Generally, it's safer to be signed in to a Standard account than an Administrator account. If you're signed in as an Administrator, it may actually make it easier for an unauthorized user to make changes to your computer. Because of this, you may want to create a Standard account for yourself, even if you're not sharing the computer with anyone. You'll still be able to make Administrator-level changes; you'll just need to provide your Administrator password when making these changes.

To create a new user account:

  1. Use the Apple icon to navigate to System Preferences, then select Users & Groups.
    screenshot of selecting Users & Groups from the System Preferences menu

  2. Locate the Lock icon in the lower-left corner of the window. It will either be open or closed.
    screenshot of the lock icon in the Users & Groups menu

  3. If the lock icon is closed, you will need to click it and type your password to make changes. When you're done, click Unlock.
    screenshot of entering login credentials to unlock the User & Groups preferences

  4. Click the button with the plus sign (+) to begin creating a new account.
    screenshot of clicking the plus sign to add an account

  5. Choose the account type from the drop-down menu.
    screenshot of selecting an account type

  6. Type a Full Name and Password for the new account (the Account name will appear automatically). In the Verify field, type the password again. If you want, you can type a Password hint to help you remember it. When you are done, click Create User.
    screenshot of a completed form with a username and password

To switch to a different account:

  1. Click the Apple icon, then select Log Out.
    screenshot of clicking Log Out from the Apple menu

  2. A sign-in screen will appear.
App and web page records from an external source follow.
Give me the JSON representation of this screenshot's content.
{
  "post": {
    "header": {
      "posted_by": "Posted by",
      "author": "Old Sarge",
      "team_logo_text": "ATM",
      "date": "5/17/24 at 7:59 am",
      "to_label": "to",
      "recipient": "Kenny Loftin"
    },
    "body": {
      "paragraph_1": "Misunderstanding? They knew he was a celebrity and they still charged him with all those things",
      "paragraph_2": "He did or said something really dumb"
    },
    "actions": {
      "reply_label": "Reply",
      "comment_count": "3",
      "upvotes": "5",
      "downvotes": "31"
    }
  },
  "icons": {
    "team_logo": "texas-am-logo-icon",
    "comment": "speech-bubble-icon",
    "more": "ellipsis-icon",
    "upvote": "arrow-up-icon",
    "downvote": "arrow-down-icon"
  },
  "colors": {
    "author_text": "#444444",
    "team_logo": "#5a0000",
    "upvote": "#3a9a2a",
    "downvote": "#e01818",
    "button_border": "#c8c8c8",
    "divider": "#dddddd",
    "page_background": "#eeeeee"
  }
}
Enter the desired user name and password, then press Enter. In some versions of macOS, you may need to select the user account before typing the password.